Pingyao is the greatest surviving walled city in the Far East. As in the west, many of China’s greatest cities were defended by walls in the Middle Ages. But few of these survive intact to the present day. This makes Pingyao the best preserved medieval city in China, and one of that country’s greatest historical sites. The walls and towers of Pingyao are massive and very well preserved, and are second in size only to those of Avila in Spain. The Wall of Pingyao is part of the Historic City of Pingyao UNESCO World Heritage Site.
The city of Pingyao has been an important center of government and trade in China since ancient times. It was established as a capital city of the Western Zhou dynasty during the Warring States Period. Although its fortunes waxed and waned over the years, Pingyao consistently remained one of China’s strategic and commercial centers throughout all of the subsequent dynasties that ruled over the northeastern areas of the country.
Pingyao’s climb to become one of China’s greatest cities began in the 14th century with the reign of Zhu Yuanzhang, the first emperor of the Ming dynasty. Also known as the Hongwu Emperor, Zhu Yuanzhang united China and drove out the Yuan dynasty, ending nearly a century of foreign rule. Although Zhu Yuanzhang became a national hero for defeating the Mongols, he was also well known for his ruthlessness in defending his throne from enemies both foreign and domestic.
In order to both protect China from future invasions and maintain his own control over local populations, Zhu Yuanzhang instituted an immense program of building fortifications throughout China. One of his most important and longest-surviving projects was the construction of the city walls of Pingyao. This was designed in part to make Pingyao overshadow nearby Beijing, which had been the capital city under the hated Mongols. For a brief period Pingyao was the most important city in northeastern China.
Pingyao actually reached its height in the late 19th century. Close enough to the coastal cities to be commercially important but far enough inland to escape the ravages of European colonial powers, Pingyao became China’s financial center. It is estimated that more than half of China’s banks at the time were headquartered here, safe behind the city’s massive walls. Although Pingyao’s star has faded, the walls remain and are kept in very good repair in order to accommodate the hordes of tourists who visit every year.
The Walls of Pingyao are among the best preserved in the world, and appear much today as they did when they were completed in the 1370s. The general layout is like that of a turtle. Six giant, heavily fortified gates jut out from the walls: one at the north end (the head), one at the south end (the tail), and two each on the east and west sides (the legs). Because of this Pingyao is sometimes refered to as Turtle City.

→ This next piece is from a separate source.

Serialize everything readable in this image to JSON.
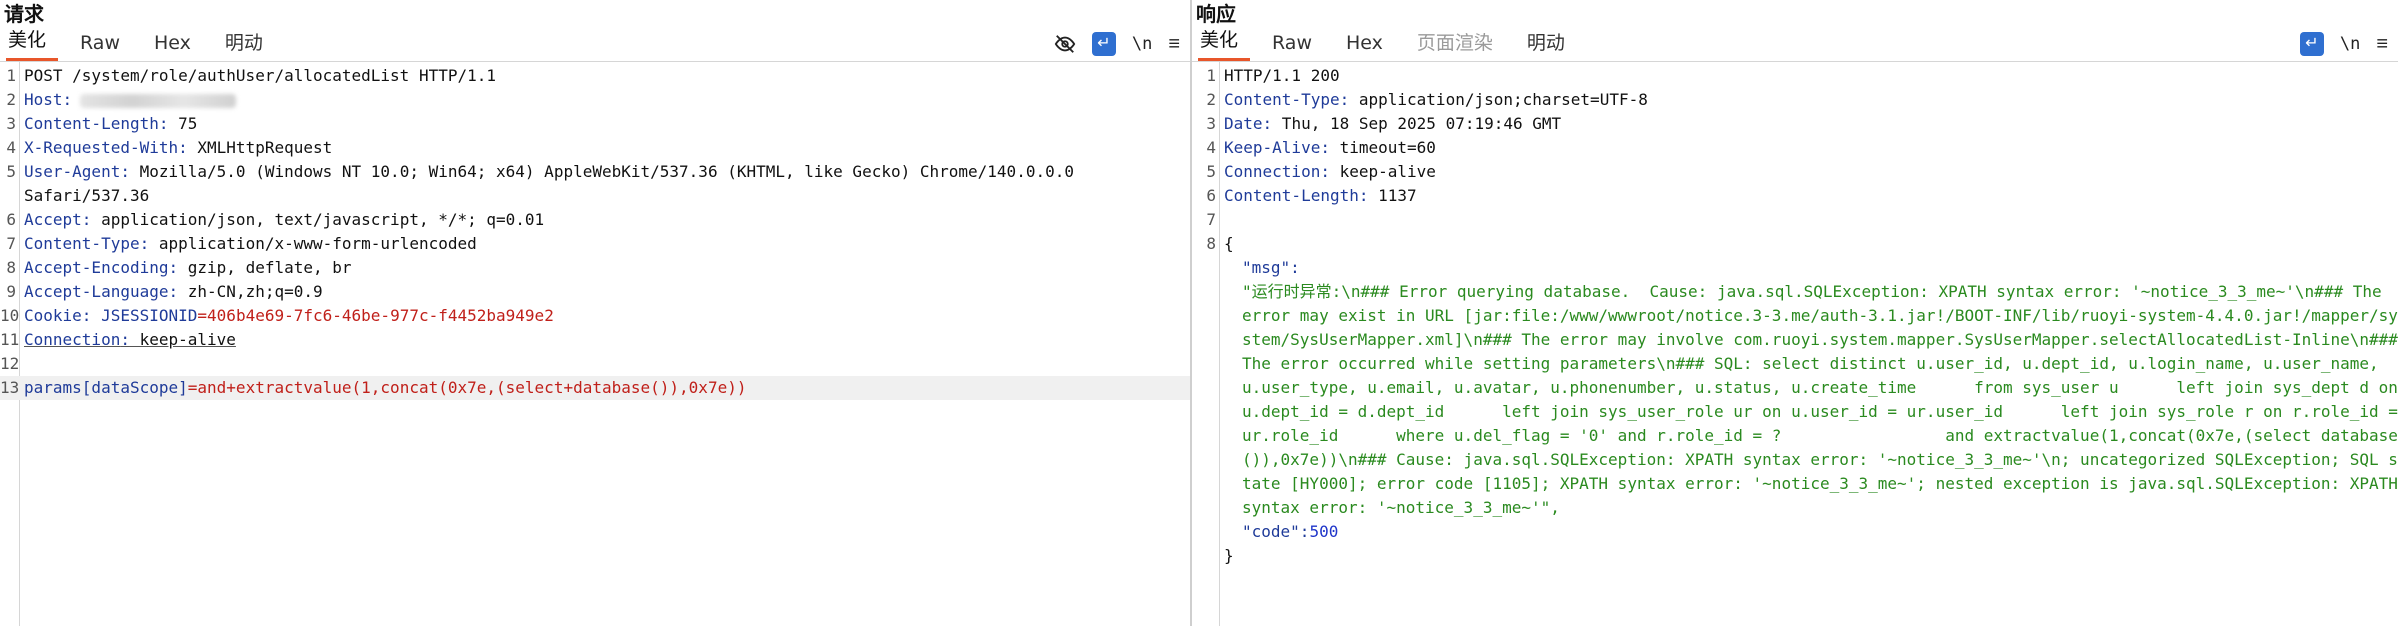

The statistics of the brown-bricked wall are unmatched: it runs for four miles around the city, at an average height of sixty feet and thickness of over ten feet. In addition to the six gatehouses, there are four corner towers and a mind-blowing 72 watchtowers that are each like a small fortress unto themselves. The fortifications were once surrounded by a moat, but are now surrounded by trees and walking paths.

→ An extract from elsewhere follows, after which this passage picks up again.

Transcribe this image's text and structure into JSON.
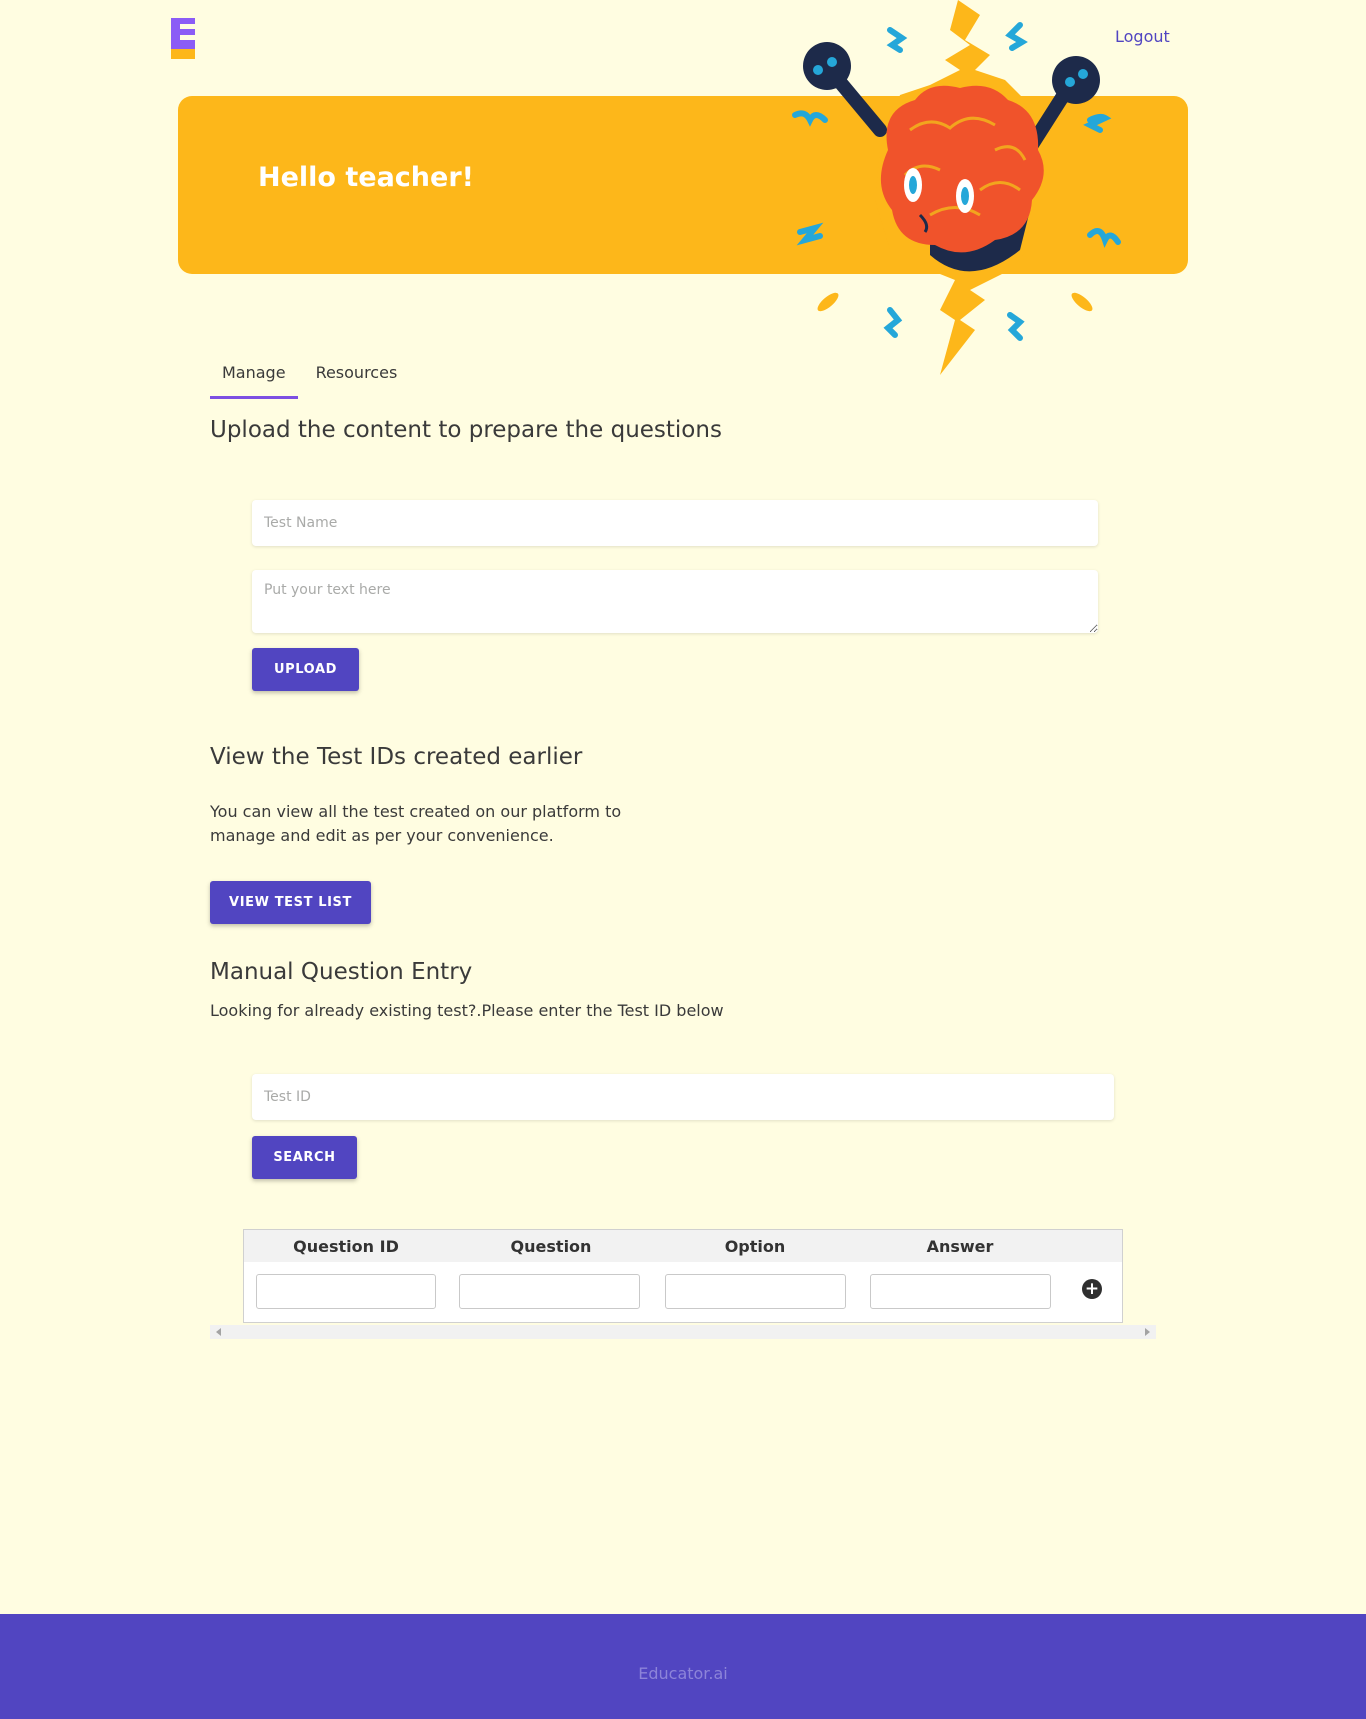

The Walls of Pingyao stretch around the old city center of Pingyao, about 200 miles southwest of Beijing. They are accessible at numerous points and much of the perimeter can be walked. Although there are no regular hours for walking on the wall, a museum ticket is required for access. Admission is Y120. Web: www.cnto.org (official tourism website of China).
China once boasted many excellent walled cities, but few now remain, and none are as intact or impressive as Pingyao. However, a close second is the Walled City of Xi’an, which thanks to that city’s other attractions are probably even more visited. Also nearly intact is the Walled City of Nanjing. Small portions of the Ming-era Walls of Beijing are still standing as well.